[Description of the task]
Filter the material below so that only lines containing "icon" remain.

== == ==

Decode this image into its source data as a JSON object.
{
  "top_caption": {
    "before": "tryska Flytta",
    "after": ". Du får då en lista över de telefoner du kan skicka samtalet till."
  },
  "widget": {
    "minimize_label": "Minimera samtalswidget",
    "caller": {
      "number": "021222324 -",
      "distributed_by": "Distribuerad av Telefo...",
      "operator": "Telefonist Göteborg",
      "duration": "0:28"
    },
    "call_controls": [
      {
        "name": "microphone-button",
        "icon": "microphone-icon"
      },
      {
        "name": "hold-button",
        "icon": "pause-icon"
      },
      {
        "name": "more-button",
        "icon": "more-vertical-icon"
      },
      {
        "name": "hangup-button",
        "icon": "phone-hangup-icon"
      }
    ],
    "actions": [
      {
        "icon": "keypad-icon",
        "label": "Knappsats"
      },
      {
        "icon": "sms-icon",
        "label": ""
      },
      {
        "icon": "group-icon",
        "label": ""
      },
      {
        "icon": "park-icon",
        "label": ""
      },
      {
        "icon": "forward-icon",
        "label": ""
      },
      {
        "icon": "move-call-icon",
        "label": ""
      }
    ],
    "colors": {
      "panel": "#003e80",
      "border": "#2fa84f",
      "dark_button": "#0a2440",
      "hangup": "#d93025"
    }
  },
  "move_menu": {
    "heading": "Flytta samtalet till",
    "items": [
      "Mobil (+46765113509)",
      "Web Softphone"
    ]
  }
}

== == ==

[Result for this task]
        "icon": "microphone-icon"
        "icon": "pause-icon"
        "icon": "more-vertical-icon"
        "icon": "phone-hangup-icon"
        "icon": "keypad-icon",
        "icon": "sms-icon",
        "icon": "group-icon",
        "icon": "park-icon",
        "icon": "forward-icon",
        "icon": "move-call-icon",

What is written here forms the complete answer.